— Your task —
Below is a listing; reproduce each line of it exactly.

Records for this exercise START

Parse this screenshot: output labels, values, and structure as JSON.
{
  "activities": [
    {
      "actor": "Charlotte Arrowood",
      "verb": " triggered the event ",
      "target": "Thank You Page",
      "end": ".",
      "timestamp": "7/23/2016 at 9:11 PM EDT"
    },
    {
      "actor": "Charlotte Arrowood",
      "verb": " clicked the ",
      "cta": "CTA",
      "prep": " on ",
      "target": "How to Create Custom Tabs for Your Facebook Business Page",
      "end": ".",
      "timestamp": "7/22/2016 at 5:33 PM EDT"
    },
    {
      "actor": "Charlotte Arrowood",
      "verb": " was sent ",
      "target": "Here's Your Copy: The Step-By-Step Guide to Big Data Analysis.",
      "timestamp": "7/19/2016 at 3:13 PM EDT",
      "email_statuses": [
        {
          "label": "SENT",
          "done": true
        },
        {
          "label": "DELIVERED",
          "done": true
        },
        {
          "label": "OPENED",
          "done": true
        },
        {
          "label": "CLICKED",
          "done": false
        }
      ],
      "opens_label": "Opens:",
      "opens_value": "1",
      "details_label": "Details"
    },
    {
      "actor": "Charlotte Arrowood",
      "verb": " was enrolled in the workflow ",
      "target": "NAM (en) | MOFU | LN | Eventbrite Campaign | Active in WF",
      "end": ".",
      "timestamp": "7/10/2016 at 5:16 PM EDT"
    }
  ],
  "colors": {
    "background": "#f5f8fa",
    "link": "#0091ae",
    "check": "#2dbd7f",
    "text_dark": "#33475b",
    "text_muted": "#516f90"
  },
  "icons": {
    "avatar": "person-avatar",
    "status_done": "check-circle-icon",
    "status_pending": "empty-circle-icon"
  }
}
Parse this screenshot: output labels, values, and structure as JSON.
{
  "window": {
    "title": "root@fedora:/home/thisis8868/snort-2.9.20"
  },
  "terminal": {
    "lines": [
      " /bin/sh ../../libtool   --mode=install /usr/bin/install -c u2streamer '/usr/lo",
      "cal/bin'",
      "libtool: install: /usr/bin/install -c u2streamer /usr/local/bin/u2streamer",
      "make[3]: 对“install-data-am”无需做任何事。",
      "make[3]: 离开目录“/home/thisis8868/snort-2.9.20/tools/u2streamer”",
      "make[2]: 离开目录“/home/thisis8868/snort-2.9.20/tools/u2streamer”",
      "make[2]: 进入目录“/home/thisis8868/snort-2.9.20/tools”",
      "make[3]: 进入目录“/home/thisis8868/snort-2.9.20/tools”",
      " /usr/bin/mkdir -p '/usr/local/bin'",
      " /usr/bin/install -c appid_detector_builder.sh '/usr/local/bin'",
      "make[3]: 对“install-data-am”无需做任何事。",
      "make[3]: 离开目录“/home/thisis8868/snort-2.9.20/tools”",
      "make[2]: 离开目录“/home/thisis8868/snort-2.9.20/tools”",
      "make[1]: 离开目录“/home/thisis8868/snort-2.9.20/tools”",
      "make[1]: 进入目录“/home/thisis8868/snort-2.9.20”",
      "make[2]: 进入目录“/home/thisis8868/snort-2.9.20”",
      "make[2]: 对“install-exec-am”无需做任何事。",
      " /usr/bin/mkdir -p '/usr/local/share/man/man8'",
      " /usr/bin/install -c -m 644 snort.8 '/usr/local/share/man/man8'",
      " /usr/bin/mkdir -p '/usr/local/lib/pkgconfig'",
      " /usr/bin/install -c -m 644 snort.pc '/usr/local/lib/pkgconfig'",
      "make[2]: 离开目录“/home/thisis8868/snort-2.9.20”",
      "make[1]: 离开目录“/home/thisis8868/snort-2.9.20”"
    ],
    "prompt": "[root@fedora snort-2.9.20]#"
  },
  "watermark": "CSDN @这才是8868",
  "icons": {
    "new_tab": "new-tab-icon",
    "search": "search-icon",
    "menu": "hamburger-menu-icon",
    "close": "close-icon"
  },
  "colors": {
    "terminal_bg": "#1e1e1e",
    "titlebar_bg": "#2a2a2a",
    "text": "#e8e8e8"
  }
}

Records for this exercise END

— Your solution —
Parse this screenshot: output labels, values, and structure as JSON.
{
  "activities": [
    {
      "actor": "Charlotte Arrowood",
      "verb": " triggered the event ",
      "target": "Thank You Page",
      "end": ".",
      "timestamp": "7/23/2016 at 9:11 PM EDT"
    },
    {
      "actor": "Charlotte Arrowood",
      "verb": " clicked the ",
      "cta": "CTA",
      "prep": " on ",
      "target": "How to Create Custom Tabs for Your Facebook Business Page",
      "end": ".",
      "timestamp": "7/22/2016 at 5:33 PM EDT"
    },
    {
      "actor": "Charlotte Arrowood",
      "verb": " was sent ",
      "target": "Here's Your Copy: The Step-By-Step Guide to Big Data Analysis.",
      "timestamp": "7/19/2016 at 3:13 PM EDT",
      "email_statuses": [
        {
          "label": "SENT",
          "done": true
        },
        {
          "label": "DELIVERED",
          "done": true
        },
        {
          "label": "OPENED",
          "done": true
        },
        {
          "label": "CLICKED",
          "done": false
        }
      ],
      "opens_label": "Opens:",
      "opens_value": "1",
      "details_label": "Details"
    },
    {
      "actor": "Charlotte Arrowood",
      "verb": " was enrolled in the workflow ",
      "target": "NAM (en) | MOFU | LN | Eventbrite Campaign | Active in WF",
      "end": ".",
      "timestamp": "7/10/2016 at 5:16 PM EDT"
    }
  ],
  "colors": {
    "background": "#f5f8fa",
    "link": "#0091ae",
    "check": "#2dbd7f",
    "text_dark": "#33475b",
    "text_muted": "#516f90"
  },
  "icons": {
    "avatar": "person-avatar",
    "status_done": "check-circle-icon",
    "status_pending": "empty-circle-icon"
  }
}
Parse this screenshot: output labels, values, and structure as JSON.
{
  "window": {
    "title": "root@fedora:/home/thisis8868/snort-2.9.20"
  },
  "terminal": {
    "lines": [
      " /bin/sh ../../libtool   --mode=install /usr/bin/install -c u2streamer '/usr/lo",
      "cal/bin'",
      "libtool: install: /usr/bin/install -c u2streamer /usr/local/bin/u2streamer",
      "make[3]: 对“install-data-am”无需做任何事。",
      "make[3]: 离开目录“/home/thisis8868/snort-2.9.20/tools/u2streamer”",
      "make[2]: 离开目录“/home/thisis8868/snort-2.9.20/tools/u2streamer”",
      "make[2]: 进入目录“/home/thisis8868/snort-2.9.20/tools”",
      "make[3]: 进入目录“/home/thisis8868/snort-2.9.20/tools”",
      " /usr/bin/mkdir -p '/usr/local/bin'",
      " /usr/bin/install -c appid_detector_builder.sh '/usr/local/bin'",
      "make[3]: 对“install-data-am”无需做任何事。",
      "make[3]: 离开目录“/home/thisis8868/snort-2.9.20/tools”",
      "make[2]: 离开目录“/home/thisis8868/snort-2.9.20/tools”",
      "make[1]: 离开目录“/home/thisis8868/snort-2.9.20/tools”",
      "make[1]: 进入目录“/home/thisis8868/snort-2.9.20”",
      "make[2]: 进入目录“/home/thisis8868/snort-2.9.20”",
      "make[2]: 对“install-exec-am”无需做任何事。",
      " /usr/bin/mkdir -p '/usr/local/share/man/man8'",
      " /usr/bin/install -c -m 644 snort.8 '/usr/local/share/man/man8'",
      " /usr/bin/mkdir -p '/usr/local/lib/pkgconfig'",
      " /usr/bin/install -c -m 644 snort.pc '/usr/local/lib/pkgconfig'",
      "make[2]: 离开目录“/home/thisis8868/snort-2.9.20”",
      "make[1]: 离开目录“/home/thisis8868/snort-2.9.20”"
    ],
    "prompt": "[root@fedora snort-2.9.20]#"
  },
  "watermark": "CSDN @这才是8868",
  "icons": {
    "new_tab": "new-tab-icon",
    "search": "search-icon",
    "menu": "hamburger-menu-icon",
    "close": "close-icon"
  },
  "colors": {
    "terminal_bg": "#1e1e1e",
    "titlebar_bg": "#2a2a2a",
    "text": "#e8e8e8"
  }
}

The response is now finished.